“I think Phil obviously is a phenomenal athlete, but, do I think he can be as good as he ever was? That’s really difficult to do. I mean I never say anything is impossible, but I think it’s very, very difficult. I’m just speaking being honest here because, you know, look at how many years he went on that run. This is what [the judges] are going to do. You’re always going after that one person that is not standing next to you. It’s the first person they’ll compare you to—your other prior versions of yourself.”

“That’s what you have to do. It’s just a matter of what you said: Is Phil willing to do those things [training and dieting]? If he is 100%, because he’s got the mindset, the genetics, the hard work; he knows how to execute a game plan, because that’s what he’s done his whole life.
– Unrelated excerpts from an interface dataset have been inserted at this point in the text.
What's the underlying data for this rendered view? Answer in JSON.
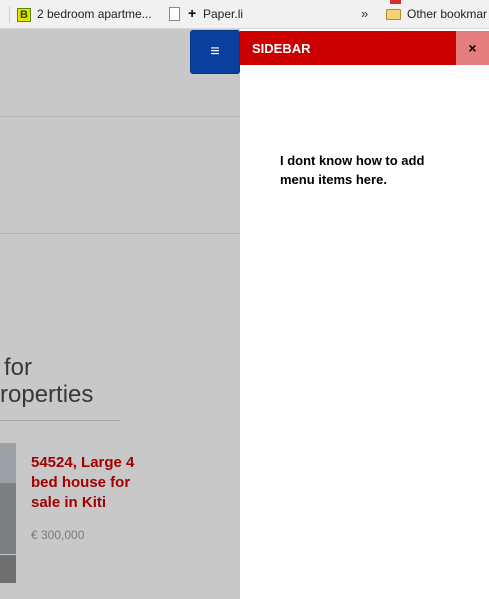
{
  "bookmarks_bar": {
    "items": [
      {
        "label": "2 bedroom apartme...",
        "icon": "b-site-icon"
      },
      {
        "label": "",
        "icon": "page-icon"
      },
      {
        "label": "Paper.li",
        "icon": "plus-icon"
      }
    ],
    "overflow": "»",
    "other_label": "Other bookmar"
  },
  "page": {
    "heading_line1": "for",
    "heading_line2": "roperties",
    "listing": {
      "title": "54524, Large 4 bed house for sale in Kiti",
      "price": "€ 300,000"
    }
  },
  "menu_button": {
    "glyph": "≡"
  },
  "sidebar": {
    "title": "SIDEBAR",
    "close": "×",
    "text": "I dont know how to add menu items here."
  },
  "colors": {
    "sidebar_header": "#cc0000",
    "close_button": "#e57e7e",
    "menu_button": "#0a3f9e",
    "listing_title": "#a00000"
  }
}
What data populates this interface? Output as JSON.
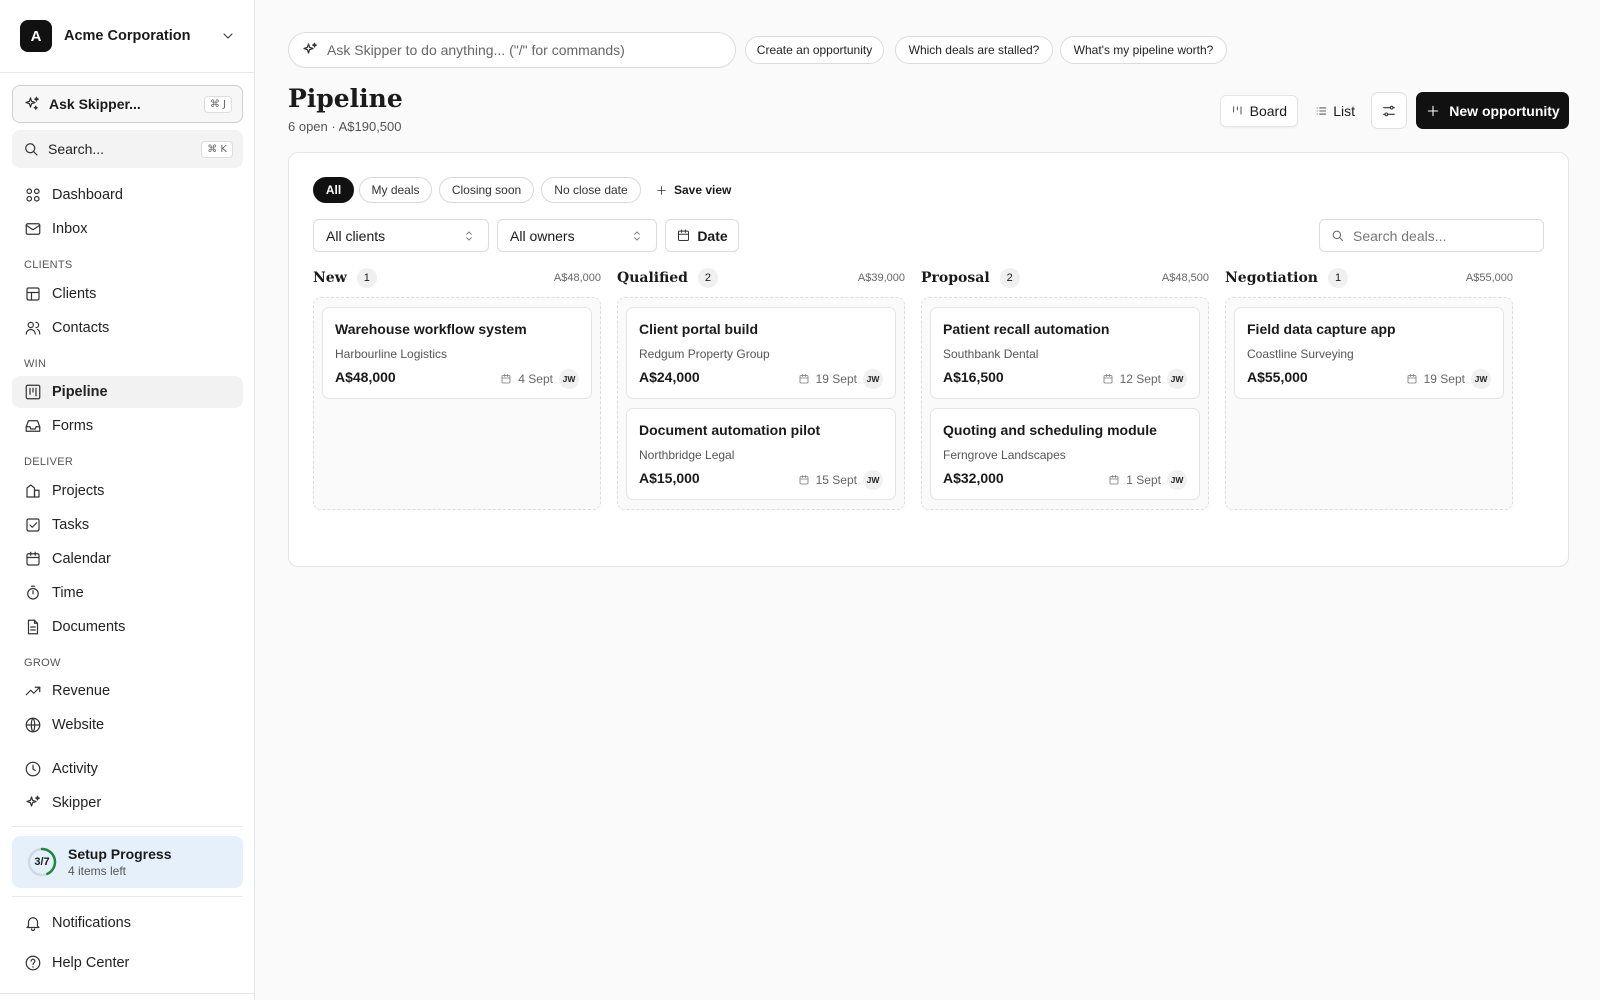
{
  "org": {
    "initial": "A",
    "name": "Acme Corporation"
  },
  "sidebar": {
    "ask": {
      "label": "Ask Skipper...",
      "shortcut": "⌘ J"
    },
    "search": {
      "label": "Search...",
      "shortcut": "⌘ K"
    },
    "nav": {
      "dashboard": "Dashboard",
      "inbox": "Inbox",
      "clients_section": "CLIENTS",
      "clients": "Clients",
      "contacts": "Contacts",
      "win_section": "WIN",
      "pipeline": "Pipeline",
      "forms": "Forms",
      "deliver_section": "DELIVER",
      "projects": "Projects",
      "tasks": "Tasks",
      "calendar": "Calendar",
      "time": "Time",
      "documents": "Documents",
      "grow_section": "GROW",
      "revenue": "Revenue",
      "website": "Website",
      "activity": "Activity",
      "skipper": "Skipper"
    },
    "setup": {
      "progress_label": "3/7",
      "progress": 0.43,
      "title": "Setup Progress",
      "subtitle": "4 items left"
    },
    "notifications": "Notifications",
    "help": "Help Center"
  },
  "topbar": {
    "command_placeholder": "Ask Skipper to do anything... (\"/\" for commands)",
    "suggestions": [
      "Create an opportunity",
      "Which deals are stalled?",
      "What's my pipeline worth?"
    ]
  },
  "header": {
    "title": "Pipeline",
    "subtitle": "6 open · A$190,500",
    "board_label": "Board",
    "list_label": "List",
    "new_button": "New opportunity"
  },
  "filters": {
    "pills": [
      "All",
      "My deals",
      "Closing soon",
      "No close date"
    ],
    "save_view": "Save view",
    "clients_select": "All clients",
    "owners_select": "All owners",
    "date_button": "Date",
    "search_placeholder": "Search deals..."
  },
  "columns": [
    {
      "name": "New",
      "count": "1",
      "total": "A$48,000",
      "cards": [
        {
          "title": "Warehouse workflow system",
          "client": "Harbourline Logistics",
          "value": "A$48,000",
          "date": "4 Sept",
          "owner": "JW"
        }
      ]
    },
    {
      "name": "Qualified",
      "count": "2",
      "total": "A$39,000",
      "cards": [
        {
          "title": "Client portal build",
          "client": "Redgum Property Group",
          "value": "A$24,000",
          "date": "19 Sept",
          "owner": "JW"
        },
        {
          "title": "Document automation pilot",
          "client": "Northbridge Legal",
          "value": "A$15,000",
          "date": "15 Sept",
          "owner": "JW"
        }
      ]
    },
    {
      "name": "Proposal",
      "count": "2",
      "total": "A$48,500",
      "cards": [
        {
          "title": "Patient recall automation",
          "client": "Southbank Dental",
          "value": "A$16,500",
          "date": "12 Sept",
          "owner": "JW"
        },
        {
          "title": "Quoting and scheduling module",
          "client": "Ferngrove Landscapes",
          "value": "A$32,000",
          "date": "1 Sept",
          "owner": "JW"
        }
      ]
    },
    {
      "name": "Negotiation",
      "count": "1",
      "total": "A$55,000",
      "cards": [
        {
          "title": "Field data capture app",
          "client": "Coastline Surveying",
          "value": "A$55,000",
          "date": "19 Sept",
          "owner": "JW"
        }
      ]
    }
  ]
}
He became a bodybuilder, and he was a person that knew exactly what we needed to do. When to turn it off, when to back off. He was a machine. He was like Terminator. He would go into that assassin mode and wanted to go out there and do it.”


In November, it will be three years since Phil Heath last competed and six since he won the Mr. Olympia. And he’ll be nearly 44. Hany Rambod said in the interview above that Heath was at his best in 2013, a decade ago. After hernia surgery in 2017, Heath’s abs were nearly absent in 2018 and 2020. Do we want to see him return in middle age? Is it better to just remember the Gift at his peak? Or, with the field wide open, can he regain something like his Olympia-winning form to contend for record-tying number eight?

It’s up to Phil Heath, of course, as he makes his “comeback.” We’re certainly curious to see how this goes as this new year progresses. Stay tuned.

See also: Phil Heath’s Top 10 Training Tips